Max Lorenz - The complete Electrola Recordings
|Title||Max Lorenz - The complete Electrola Recordings|
|Release Date||Tuesday, August 22, 2006|
|Genre||Classical > Choro|
|Composers||Richard Wagner, Clemens Schmalstich, Eugen Hildach, Giuseppe Verdi, Georges Bizet, Jacques Fromental Halevy, Wilhelm Kienzl, Weingartner, Ruggiero Leoncavallo, Giacomo Meyerbeer|
|Songwriters||Orchester der Staatsoper Berlin / Max Lorenz, Max Lorenz / Orchester der Staatsoper Berlin, Wiener Philharmoniker / Max Lorenz / Maria Reining, Wiener Philharmoniker / Max Lorenz, Max Lorenz / Orchester der Staatsoper Berlin / Käthe Heidersbach, Orchester der Staatsoper Berlin / Max Lorenz / Else Gentner-Fischer|
|Copyright||© Preiser Records|

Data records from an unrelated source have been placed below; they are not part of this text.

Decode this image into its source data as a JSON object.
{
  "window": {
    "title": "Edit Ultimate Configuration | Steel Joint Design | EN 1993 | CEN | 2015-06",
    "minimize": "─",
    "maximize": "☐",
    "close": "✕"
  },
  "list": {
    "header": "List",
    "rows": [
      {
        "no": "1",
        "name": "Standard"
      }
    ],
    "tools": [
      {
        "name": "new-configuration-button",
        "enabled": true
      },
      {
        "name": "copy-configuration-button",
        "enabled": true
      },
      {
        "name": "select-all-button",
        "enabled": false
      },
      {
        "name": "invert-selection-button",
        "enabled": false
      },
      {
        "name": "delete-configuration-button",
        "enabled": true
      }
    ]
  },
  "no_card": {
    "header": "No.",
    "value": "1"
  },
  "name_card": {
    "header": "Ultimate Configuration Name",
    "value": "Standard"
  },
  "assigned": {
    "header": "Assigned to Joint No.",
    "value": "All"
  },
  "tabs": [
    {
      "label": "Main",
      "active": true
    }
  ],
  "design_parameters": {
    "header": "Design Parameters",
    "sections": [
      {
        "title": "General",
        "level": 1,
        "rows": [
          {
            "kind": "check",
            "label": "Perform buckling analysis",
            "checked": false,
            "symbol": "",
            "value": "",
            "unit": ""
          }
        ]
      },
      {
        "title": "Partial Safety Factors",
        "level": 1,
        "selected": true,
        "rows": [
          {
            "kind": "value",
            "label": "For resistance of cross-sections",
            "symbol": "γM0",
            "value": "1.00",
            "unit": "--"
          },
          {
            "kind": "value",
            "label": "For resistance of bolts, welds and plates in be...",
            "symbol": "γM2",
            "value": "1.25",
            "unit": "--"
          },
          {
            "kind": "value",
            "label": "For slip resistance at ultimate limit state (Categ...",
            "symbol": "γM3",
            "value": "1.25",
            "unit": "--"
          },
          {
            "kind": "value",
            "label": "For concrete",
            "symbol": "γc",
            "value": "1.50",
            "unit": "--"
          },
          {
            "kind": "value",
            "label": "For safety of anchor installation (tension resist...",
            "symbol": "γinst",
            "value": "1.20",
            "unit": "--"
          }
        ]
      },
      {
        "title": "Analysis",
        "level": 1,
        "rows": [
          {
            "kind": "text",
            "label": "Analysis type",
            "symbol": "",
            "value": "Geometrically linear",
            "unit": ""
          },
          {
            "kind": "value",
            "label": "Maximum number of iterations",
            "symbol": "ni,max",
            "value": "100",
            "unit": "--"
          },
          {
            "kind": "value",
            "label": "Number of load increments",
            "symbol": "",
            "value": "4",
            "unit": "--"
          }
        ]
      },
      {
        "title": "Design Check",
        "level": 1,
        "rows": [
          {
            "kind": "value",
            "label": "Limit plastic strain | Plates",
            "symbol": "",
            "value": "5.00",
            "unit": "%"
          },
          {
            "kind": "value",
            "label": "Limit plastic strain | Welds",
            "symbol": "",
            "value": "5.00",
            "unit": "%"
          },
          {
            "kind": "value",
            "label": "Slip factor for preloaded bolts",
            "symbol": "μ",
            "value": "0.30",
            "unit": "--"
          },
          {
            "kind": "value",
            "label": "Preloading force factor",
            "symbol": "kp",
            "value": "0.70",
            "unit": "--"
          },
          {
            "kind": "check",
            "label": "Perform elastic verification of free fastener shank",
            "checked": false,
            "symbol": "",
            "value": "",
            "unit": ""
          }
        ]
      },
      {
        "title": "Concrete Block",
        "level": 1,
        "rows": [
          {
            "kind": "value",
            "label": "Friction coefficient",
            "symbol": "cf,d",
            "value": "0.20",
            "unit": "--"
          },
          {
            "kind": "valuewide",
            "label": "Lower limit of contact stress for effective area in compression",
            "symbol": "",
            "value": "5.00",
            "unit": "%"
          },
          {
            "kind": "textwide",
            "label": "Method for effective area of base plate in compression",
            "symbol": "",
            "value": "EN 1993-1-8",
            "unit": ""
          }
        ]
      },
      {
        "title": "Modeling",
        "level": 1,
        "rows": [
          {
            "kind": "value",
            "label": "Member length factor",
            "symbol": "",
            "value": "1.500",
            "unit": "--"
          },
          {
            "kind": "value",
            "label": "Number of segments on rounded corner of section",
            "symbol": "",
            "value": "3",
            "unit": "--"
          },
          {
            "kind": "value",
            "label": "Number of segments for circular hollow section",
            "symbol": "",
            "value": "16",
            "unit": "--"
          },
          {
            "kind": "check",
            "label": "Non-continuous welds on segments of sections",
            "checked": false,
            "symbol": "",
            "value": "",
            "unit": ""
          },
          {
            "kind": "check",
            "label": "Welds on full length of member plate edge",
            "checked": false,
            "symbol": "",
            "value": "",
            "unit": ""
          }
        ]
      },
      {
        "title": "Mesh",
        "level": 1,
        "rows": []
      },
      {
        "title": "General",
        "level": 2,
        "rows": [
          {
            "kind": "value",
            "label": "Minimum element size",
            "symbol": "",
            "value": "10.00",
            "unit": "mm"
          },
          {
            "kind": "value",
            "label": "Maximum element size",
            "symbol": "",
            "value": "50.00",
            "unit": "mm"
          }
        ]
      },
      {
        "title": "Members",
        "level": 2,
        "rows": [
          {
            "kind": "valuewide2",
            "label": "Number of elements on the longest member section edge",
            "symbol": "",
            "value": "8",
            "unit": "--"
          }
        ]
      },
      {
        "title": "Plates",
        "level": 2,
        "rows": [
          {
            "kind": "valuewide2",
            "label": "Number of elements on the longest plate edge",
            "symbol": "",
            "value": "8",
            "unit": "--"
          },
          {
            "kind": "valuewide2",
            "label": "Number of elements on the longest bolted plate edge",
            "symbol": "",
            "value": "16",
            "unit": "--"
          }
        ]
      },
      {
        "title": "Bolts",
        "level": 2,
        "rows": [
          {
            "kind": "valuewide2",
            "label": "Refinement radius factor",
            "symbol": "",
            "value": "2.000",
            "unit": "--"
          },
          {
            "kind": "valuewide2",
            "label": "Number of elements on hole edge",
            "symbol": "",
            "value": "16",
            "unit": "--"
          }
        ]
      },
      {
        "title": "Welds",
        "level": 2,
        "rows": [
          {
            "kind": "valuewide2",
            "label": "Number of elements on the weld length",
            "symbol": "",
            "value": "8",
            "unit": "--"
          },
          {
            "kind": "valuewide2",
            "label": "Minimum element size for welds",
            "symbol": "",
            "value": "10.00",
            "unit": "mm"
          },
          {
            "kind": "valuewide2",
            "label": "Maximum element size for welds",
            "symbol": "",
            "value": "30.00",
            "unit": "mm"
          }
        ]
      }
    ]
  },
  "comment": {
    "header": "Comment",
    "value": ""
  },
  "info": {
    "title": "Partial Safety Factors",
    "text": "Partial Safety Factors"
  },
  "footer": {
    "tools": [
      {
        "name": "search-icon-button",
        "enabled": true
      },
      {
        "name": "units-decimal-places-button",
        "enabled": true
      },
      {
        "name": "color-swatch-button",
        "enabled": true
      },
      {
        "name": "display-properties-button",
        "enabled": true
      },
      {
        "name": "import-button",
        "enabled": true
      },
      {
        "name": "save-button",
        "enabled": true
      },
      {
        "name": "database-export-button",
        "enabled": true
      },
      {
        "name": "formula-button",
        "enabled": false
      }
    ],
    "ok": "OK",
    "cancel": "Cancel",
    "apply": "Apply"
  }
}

For more than three decades Max Lorenz was a special favourite with the Berlin, Munich and Vienna opera public. Especially also the young opera enthusiasts infüe gallery remained his loyal admirers. Rarely has there been a heroic tenor who combined splendid vocal resources with outstanding histrionic talents and an imposing appearance. Max Lorenz was most prob ably the last of the Heldentenors able to summon up one more time the pathos fashionable in times of yore. Because of his towering personality and his convincing acting, however, this pathos was genuine and relevant never antiquated. One of his most memorable roles was Verdi's Otello. Far from any cliche, he emphasised the heroic aspect of the role; he never turned into a raging, set-chewing monster - on the contrary, he retained his dignity and the commanding presence of a warrior. Tue heroic roles, like Radames were infact his true domain - not least because of his majestic stage deportment and his vocal prowess. Alvaro in Verdi's "Forza del Destino", Florestan and Max in "Freischütz" were among, his most successful roles. Yet he was equally impressive in such Strauss roles as Aegisth, Bacchus and, above all, as a seedy, psychopathic''Herod, Max Lorenz also sang all the great Wagner roles, although the multifacetted artist would be shortchanged if one were to call him a Wagner tenor. His Siegfried was imbued with youthful fire and poetry, his Tristan was a monumental characterization, not only vocally but especially also histrionically. Perhaps his most important Wagner role was Tannhäuser, especially the Rome narration, which, in his interpretation, was the veritable culmination point of the role. Apart from Otello it was the role of Tannhäuser that spread his fame far and wide. In October 1956, at the beginning of the Karajan era, the Vienna State Opera staged a new production of Tannhäuser, which - primarily because of the vocally inadequate casting of the eponymous hero - turned out to be an unmitigated disaster. Now Max Lorenz, who had already bidden farewell to the heroic tenor roles, stepped into the breach. He took over and enjoyed an overwhelming triumph - a clear victory of artistic power, of musical and histrionic ingenuity. In the last phase of his career Max Lorenz accepted a number of new roles. For example Palestrina in Hans Pfitzner's "musical legend", on the occasion of the Salzburg Festival 1955 , the Tambour major in Alban Berg's "Wozzek", Josef K. in Gottfried von Einem's Kafka- opera "Der Prozeß" and various other modern roles. He also made a slight detour into a lighter musical category by singing the role of Buffalo Bill in the Vienna Volksoper production of the musical "Annie get your gun." Max Lorenz was born on May 10, 1901 in Düsseldorf, studied with Ernst Grenzebach in Berlin and made his debut in 1926 at the Dresden Opera. In 1931 he joined the ensemble of the Berlin State Opera and subsequently sang at the Metropolitan Opera, La Scala Milan, the Opera in Paris, the Teatro Colon in Buenos Aires, the Chicago Opera and many others. The outbreak of the Second World War interrupted his splendid career. After 1945 Max Lorenz sang mainly in the German-language countries.